You Will Feel Guilty


You will feel guilty every single time you mess up, even if it's not a big deal. I got behind on my kids' well-visits last fall, so neither of them got a flu shot. Having worked in the medical field for many years, I understand the importance of flu shots in small children. Their little immune systems aren't always strong enough to fight off infections, so what might be a minor illness for an adult can turn into something major for a child. Of course, one of my kids ended up getting the flu, and I blamed myself. It never got serious, but I knew that it had the potential to and I felt guilty every second of every day, until he was well.

You Will Eat Your Words

You will swear that your kids will never eat sweets, then, you'll bribe them with candy. You will swear that you'll never have "that kid" pitching a fit in public, then you will find yourself apologizing for your flailing child to perfect strangers. You will swear that you'll monitor your kids' screen time and never have the television on for longer than an hour, then you will allow that same television to babysit your kids when you just can't handle them anymore.
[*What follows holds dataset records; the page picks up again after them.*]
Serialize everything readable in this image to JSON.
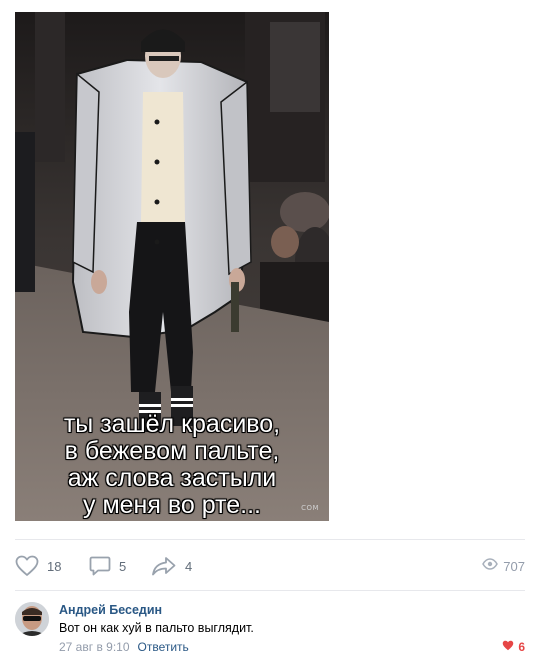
{
  "post": {
    "image": {
      "caption_lines": [
        "ты зашёл красиво,",
        "в бежевом пальте,",
        "аж слова застыли",
        "у меня во рте..."
      ],
      "watermark": "COM"
    },
    "actions": {
      "like_count": "18",
      "comment_count": "5",
      "share_count": "4",
      "views_count": "707",
      "like_icon": "heart-outline-icon",
      "comment_icon": "speech-bubble-icon",
      "share_icon": "share-arrow-icon",
      "views_icon": "eye-icon"
    }
  },
  "comment": {
    "author": "Андрей Беседин",
    "text": "Вот он как хуй в пальто выглядит.",
    "date": "27 авг в 9:10",
    "reply_label": "Ответить",
    "like_count": "6",
    "like_icon": "heart-filled-icon"
  },
  "colors": {
    "link": "#2a5885",
    "muted": "#939cab",
    "action_icon": "#99a2ad",
    "divider": "#e7e8ec",
    "like_active": "#e64646"
  }
}
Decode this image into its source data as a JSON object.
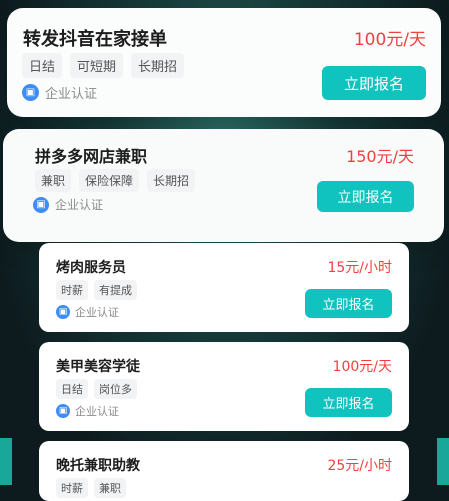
{
  "jobs": [
    {
      "title": "转发抖音在家接单",
      "salary": "100元/天",
      "tags": [
        "日结",
        "可短期",
        "长期招"
      ],
      "cert": "企业认证",
      "apply": "立即报名"
    },
    {
      "title": "拼多多网店兼职",
      "salary": "150元/天",
      "tags": [
        "兼职",
        "保险保障",
        "长期招"
      ],
      "cert": "企业认证",
      "apply": "立即报名"
    },
    {
      "title": "烤肉服务员",
      "salary": "15元/小时",
      "tags": [
        "时薪",
        "有提成"
      ],
      "cert": "企业认证",
      "apply": "立即报名"
    },
    {
      "title": "美甲美容学徒",
      "salary": "100元/天",
      "tags": [
        "日结",
        "岗位多"
      ],
      "cert": "企业认证",
      "apply": "立即报名"
    },
    {
      "title": "晚托兼职助教",
      "salary": "25元/小时",
      "tags": [
        "时薪",
        "兼职"
      ]
    }
  ],
  "icons": {
    "cert": "verified-company-icon"
  },
  "colors": {
    "accent": "#11c3bf",
    "salary": "#f04141",
    "cert": "#3d8df5"
  }
}
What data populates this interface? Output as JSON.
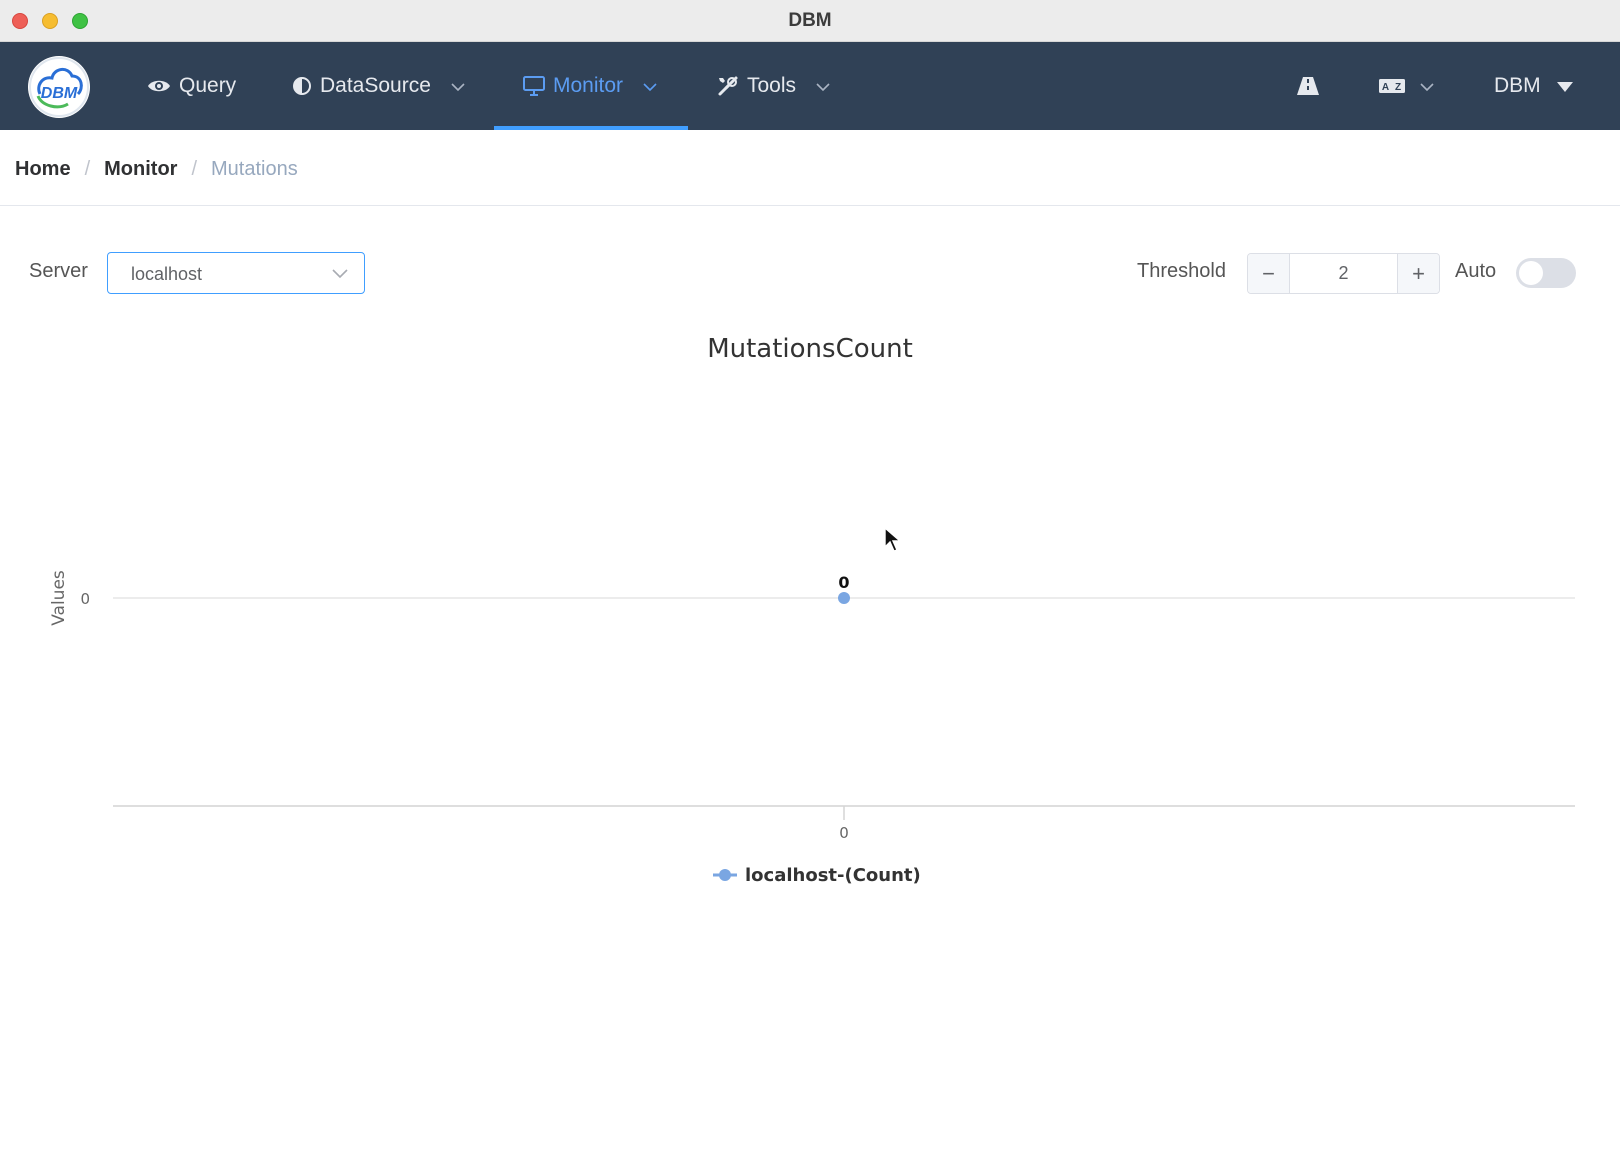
{
  "window": {
    "title": "DBM"
  },
  "nav": {
    "items": [
      {
        "label": "Query",
        "icon": "eye-icon"
      },
      {
        "label": "DataSource",
        "icon": "half-circle-icon"
      },
      {
        "label": "Monitor",
        "icon": "monitor-icon"
      },
      {
        "label": "Tools",
        "icon": "tools-icon"
      }
    ],
    "active": "Monitor",
    "logo_text": "DBM",
    "user_label": "DBM"
  },
  "breadcrumb": [
    "Home",
    "Monitor",
    "Mutations"
  ],
  "toolbar": {
    "server_label": "Server",
    "server_value": "localhost",
    "threshold_label": "Threshold",
    "threshold_value": "2",
    "minus": "−",
    "plus": "+",
    "auto_label": "Auto",
    "auto_on": false
  },
  "colors": {
    "accent": "#409eff",
    "navbar": "#304156",
    "series": "#7aa6e2"
  },
  "chart_data": {
    "type": "line",
    "title": "MutationsCount",
    "ylabel": "Values",
    "xlabel": "",
    "x": [
      "0"
    ],
    "series": [
      {
        "name": "localhost-(Count)",
        "values": [
          0
        ]
      }
    ],
    "y_ticks": [
      "0"
    ],
    "data_labels": true,
    "legend_position": "bottom"
  }
}
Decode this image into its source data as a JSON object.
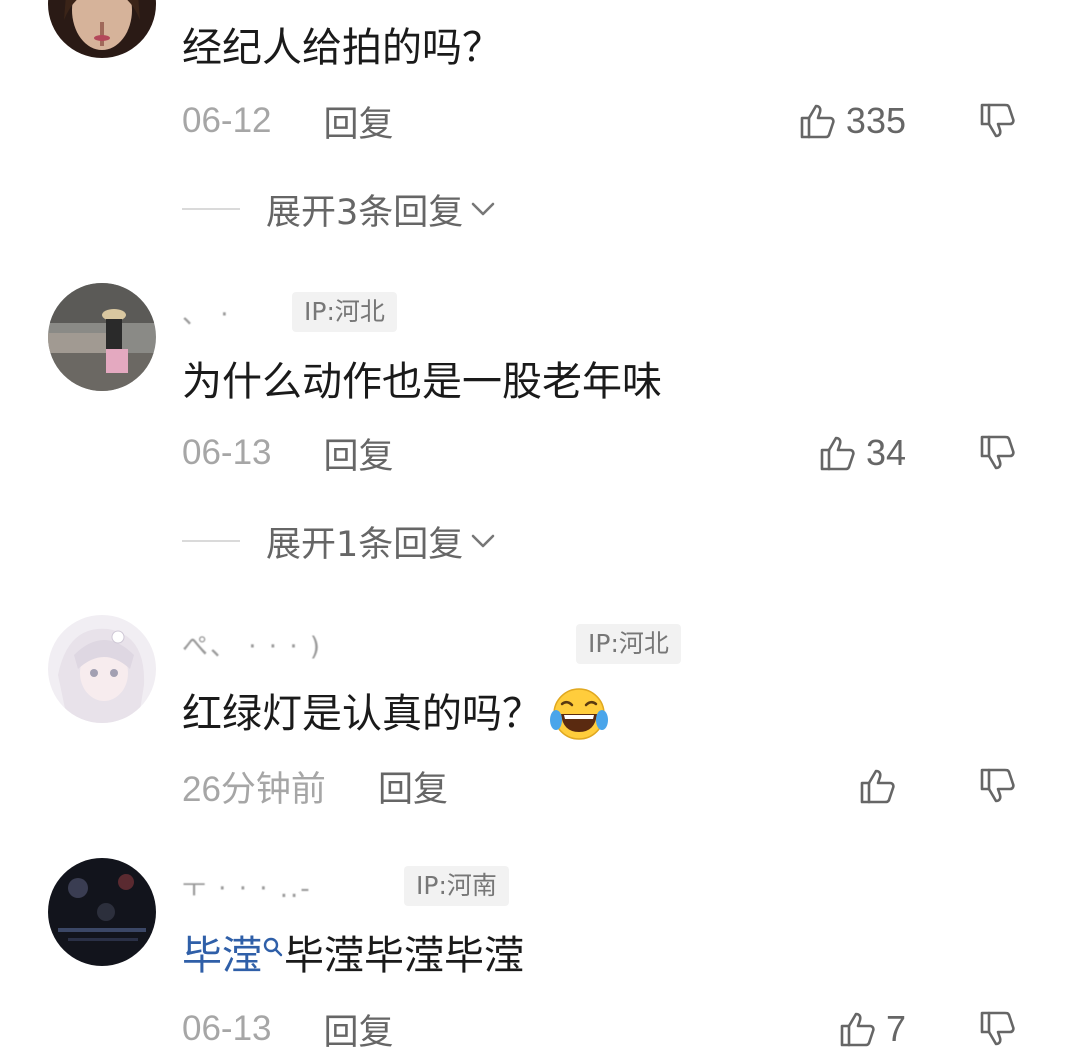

We all think we're experts when it comes to parenting, but then we become parents and realize that, no, we don't know everything.

You Will Second Guess Yourself


When you mess up as a parent, you will start to second guess yourself. You will question whether or not what you're doing is healthy or harmful, and your confidence as a parent might start to sink. Parenting is hard, and at some point we all wonder if we know what the hell we're doing.

Some Fails Hurt More Than Others


I try not to yell at my kids, but I'm human. Sometimes I get too overwhelmed and I let my anger overtake my patience and, as a result, my frustration is directed at and taken out on my kids. I've yelled (I mean, really yelled) at them, for essentially just being and acting like children. Of course, it scared them and they started crying because they were frightened, and then I started crying because I scared them. Knowing that I made them afraid, broke my heart.

Failures Are Learning Opportunities

Although our parental mistakes might sting sometimes, they can always be used as a learning opportunity. I always heard about how different having my second baby would feel when compared to my first. People told me it would be easier in some aspects, because I had learned so much with my first son, and they were right. I hate that my first had to be, and essentially was, a guinea pig, but I definitely learned some valuable lessons when I came home with my first son, that I was thankful for when I came home with my second.

A Parenting Fail Doesn't Mean You're Failing As A Parent


We all mess us. All of us. No matter how seemingly "perfect" a parent may appear, they've definitely messed up at some point (and probably many points, let's be real). Failure is inevitable. Raising kids is hard. Trying to be perfect is impossible. However, parenting fails don't equate to a failing parent. Not in the slightest, so don't beat yourself up when you feel like you've fallen short, because you will fall short a thousand more times, and those falls will only make you better.